• **ACTIVITY**:
Search the records for "einfügen" and copy each line that holds it.

• **EXTRACTED MATERIAL**:

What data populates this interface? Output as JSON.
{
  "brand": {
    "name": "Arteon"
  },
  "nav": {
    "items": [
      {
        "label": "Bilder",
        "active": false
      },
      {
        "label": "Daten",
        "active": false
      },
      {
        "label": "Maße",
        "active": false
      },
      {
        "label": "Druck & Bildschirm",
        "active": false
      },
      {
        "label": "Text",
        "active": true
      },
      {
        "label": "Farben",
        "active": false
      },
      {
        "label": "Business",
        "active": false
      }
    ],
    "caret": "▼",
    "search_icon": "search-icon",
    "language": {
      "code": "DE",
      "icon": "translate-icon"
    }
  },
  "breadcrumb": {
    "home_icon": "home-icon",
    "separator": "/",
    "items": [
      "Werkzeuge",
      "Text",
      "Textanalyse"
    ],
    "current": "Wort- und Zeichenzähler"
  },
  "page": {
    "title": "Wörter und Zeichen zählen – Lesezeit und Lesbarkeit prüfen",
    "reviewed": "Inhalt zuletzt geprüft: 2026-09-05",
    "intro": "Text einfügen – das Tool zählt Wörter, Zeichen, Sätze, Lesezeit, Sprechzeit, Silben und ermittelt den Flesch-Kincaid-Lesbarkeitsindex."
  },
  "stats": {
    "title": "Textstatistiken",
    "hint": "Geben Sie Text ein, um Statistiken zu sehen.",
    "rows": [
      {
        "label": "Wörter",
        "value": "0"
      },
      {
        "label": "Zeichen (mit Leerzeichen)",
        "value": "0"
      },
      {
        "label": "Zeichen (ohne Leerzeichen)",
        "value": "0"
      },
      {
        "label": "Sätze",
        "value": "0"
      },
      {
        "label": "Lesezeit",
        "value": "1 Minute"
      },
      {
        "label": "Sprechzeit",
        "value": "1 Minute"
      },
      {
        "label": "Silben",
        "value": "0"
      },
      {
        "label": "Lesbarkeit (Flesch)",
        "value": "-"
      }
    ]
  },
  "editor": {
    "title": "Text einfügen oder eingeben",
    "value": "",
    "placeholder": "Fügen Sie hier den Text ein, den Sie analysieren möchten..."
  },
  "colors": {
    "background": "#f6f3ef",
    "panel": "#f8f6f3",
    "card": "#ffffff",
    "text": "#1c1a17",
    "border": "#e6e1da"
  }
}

• **OUTPUT OF THE TASK**:
    "intro": "Text einfügen – das Tool zählt Wörter, Zeichen, Sätze, Lesezeit, Sprechzeit, Silben und ermittelt den Flesch-Kincaid-Lesbarkeitsindex."
    "title": "Text einfügen oder eingeben",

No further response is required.